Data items
+ + + + + + +
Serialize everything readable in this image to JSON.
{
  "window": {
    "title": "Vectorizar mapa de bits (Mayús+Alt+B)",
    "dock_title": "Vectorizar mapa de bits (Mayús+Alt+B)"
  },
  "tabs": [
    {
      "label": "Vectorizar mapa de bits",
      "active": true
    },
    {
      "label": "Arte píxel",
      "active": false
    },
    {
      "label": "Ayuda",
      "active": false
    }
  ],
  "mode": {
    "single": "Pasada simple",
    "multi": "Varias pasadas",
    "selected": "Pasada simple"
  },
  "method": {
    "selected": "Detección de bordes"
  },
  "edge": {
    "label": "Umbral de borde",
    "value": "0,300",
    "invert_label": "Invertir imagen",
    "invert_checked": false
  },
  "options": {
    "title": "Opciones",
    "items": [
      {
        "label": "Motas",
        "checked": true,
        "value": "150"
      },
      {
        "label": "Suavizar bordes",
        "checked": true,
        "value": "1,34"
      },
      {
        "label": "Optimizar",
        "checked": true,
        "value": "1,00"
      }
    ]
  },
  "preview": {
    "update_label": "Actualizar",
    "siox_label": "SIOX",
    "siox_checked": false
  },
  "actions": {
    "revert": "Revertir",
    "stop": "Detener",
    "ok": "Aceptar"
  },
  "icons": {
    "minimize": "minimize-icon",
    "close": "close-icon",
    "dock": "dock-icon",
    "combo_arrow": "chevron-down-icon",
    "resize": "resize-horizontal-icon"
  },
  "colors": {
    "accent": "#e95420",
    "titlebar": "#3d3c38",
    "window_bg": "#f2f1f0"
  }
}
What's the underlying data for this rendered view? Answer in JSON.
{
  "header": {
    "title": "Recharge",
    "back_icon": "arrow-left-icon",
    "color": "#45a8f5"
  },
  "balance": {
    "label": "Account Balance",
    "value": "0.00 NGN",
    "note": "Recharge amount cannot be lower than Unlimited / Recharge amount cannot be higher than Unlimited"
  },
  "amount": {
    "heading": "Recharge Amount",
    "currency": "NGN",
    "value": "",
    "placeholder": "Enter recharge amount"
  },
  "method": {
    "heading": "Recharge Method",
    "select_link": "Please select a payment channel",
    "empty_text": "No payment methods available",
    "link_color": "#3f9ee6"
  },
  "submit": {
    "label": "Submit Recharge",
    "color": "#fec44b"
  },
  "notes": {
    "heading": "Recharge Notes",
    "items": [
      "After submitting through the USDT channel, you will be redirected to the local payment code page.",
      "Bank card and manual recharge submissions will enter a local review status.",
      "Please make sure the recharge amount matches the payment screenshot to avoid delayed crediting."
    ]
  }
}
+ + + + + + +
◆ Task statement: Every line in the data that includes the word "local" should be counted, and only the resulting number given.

◆ Solution for this task: 2